The Victorian Ice Trade

How did the Victorians keep things cold?

When Queen Victoria became Queen in 1837, and for many more years, ice was cut from ponds, and from the canals. The ice was of poor quality. It was often dirty. It was an unreliable source of ice - in some years the weather was not cold enough for much ice to form.
In early Victorian times ice was imported from America, mainly from a lake called Wenham Lake which was noted for good quality ice. From the 1850's most ice used in London came from Norway. The ice formed in mountain lakes. Some artificial lakes were created to meet demand. It was cut by horse plough and by hand.
Ice was stored in London in large ice wells. Two wells are preserved beneath the London Canal Museum. They were 40 feet (12 metres) deep and about 30 feet (9 metres) in diameter. By packing ice into deep wells it could be kept for a long time until it was needed in the summer.
Ice was delivered by horse and cart every day. The ice-man would use a chisel to break off a block of ice for each customer. An ice cart had a crew of two men, and one or two horses to pull the heavy load.
Ice was used to keep all perishable fresh food cold. Meat, milk, butter, fish, and confectionery needed to be chilled. Ice was also used for ice cream making. And in hospitals ice was used to reduce swelling and as a pain killer.

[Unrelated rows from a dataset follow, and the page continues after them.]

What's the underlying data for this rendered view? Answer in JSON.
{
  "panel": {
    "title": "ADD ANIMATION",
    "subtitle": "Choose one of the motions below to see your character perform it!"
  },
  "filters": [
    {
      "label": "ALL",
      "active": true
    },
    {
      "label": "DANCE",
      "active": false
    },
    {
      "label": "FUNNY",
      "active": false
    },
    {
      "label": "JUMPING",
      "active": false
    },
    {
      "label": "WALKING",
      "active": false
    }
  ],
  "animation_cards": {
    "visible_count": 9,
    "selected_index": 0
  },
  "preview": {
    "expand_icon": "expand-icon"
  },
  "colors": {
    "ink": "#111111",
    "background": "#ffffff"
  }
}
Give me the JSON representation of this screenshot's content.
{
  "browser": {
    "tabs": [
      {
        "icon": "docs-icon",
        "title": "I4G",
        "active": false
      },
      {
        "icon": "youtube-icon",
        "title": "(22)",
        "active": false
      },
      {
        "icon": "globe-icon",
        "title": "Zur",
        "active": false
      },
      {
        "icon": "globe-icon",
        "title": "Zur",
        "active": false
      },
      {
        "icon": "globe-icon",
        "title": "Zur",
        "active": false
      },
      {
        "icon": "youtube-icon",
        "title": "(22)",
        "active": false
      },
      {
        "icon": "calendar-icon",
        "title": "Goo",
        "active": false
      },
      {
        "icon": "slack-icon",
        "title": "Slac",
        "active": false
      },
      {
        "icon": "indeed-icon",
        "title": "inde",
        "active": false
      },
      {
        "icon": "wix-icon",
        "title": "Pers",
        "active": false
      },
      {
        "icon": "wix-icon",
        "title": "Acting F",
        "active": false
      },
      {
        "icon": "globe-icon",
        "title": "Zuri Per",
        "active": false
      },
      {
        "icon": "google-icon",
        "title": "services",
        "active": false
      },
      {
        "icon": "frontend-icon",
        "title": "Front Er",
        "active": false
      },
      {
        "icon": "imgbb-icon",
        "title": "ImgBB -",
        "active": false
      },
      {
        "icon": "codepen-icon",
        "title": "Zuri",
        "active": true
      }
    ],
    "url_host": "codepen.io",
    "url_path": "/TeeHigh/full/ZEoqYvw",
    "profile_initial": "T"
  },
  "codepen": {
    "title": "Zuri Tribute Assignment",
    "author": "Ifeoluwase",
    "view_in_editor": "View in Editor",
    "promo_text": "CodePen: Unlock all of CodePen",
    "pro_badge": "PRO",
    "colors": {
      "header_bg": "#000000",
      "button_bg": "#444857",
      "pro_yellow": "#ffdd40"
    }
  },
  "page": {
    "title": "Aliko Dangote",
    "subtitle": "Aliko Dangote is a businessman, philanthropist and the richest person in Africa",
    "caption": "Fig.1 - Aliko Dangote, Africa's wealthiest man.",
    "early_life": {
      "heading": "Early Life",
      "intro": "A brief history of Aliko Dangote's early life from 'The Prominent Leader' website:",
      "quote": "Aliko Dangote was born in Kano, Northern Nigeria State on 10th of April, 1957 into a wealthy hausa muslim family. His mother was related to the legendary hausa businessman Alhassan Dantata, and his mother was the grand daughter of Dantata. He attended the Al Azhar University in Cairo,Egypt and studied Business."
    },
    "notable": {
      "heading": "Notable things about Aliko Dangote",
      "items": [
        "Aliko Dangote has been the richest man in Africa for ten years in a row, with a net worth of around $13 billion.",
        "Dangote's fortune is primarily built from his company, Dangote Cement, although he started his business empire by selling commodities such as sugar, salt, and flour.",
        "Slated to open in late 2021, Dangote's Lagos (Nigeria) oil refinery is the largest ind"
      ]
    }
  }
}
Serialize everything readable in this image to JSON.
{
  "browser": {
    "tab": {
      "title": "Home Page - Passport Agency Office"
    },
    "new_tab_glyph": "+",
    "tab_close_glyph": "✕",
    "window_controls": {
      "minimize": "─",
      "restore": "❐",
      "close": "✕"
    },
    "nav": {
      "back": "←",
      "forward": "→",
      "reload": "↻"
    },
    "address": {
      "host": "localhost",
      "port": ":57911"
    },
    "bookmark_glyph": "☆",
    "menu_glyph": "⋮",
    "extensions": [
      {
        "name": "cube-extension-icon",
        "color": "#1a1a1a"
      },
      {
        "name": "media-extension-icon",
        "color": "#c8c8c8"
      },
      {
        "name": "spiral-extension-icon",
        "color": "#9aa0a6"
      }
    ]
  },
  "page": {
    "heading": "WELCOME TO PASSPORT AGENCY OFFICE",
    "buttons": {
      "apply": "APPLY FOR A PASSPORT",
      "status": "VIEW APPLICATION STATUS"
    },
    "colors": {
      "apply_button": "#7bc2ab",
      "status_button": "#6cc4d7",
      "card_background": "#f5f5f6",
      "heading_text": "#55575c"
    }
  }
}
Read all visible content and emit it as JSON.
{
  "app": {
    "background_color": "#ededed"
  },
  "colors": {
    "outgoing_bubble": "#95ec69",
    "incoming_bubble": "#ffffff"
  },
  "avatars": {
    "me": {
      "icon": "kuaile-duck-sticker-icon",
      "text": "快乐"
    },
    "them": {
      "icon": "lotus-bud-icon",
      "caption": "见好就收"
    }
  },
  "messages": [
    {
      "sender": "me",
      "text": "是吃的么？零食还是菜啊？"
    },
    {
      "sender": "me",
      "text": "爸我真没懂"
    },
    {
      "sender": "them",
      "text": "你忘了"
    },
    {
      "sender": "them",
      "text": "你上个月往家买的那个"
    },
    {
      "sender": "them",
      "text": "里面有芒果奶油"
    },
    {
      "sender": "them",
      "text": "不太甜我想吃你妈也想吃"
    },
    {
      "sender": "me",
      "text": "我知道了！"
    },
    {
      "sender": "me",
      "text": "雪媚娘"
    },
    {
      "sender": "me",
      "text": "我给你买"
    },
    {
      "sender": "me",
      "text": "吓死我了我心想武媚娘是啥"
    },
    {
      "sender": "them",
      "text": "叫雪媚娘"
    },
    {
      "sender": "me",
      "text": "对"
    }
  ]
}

The natural ice trade was in strong competition with ice made in factories towards the end of the Victorian period. Although import of natural ice did not end until around 1921, the new technology had already begun to reduce the trade in natural ice by 1900.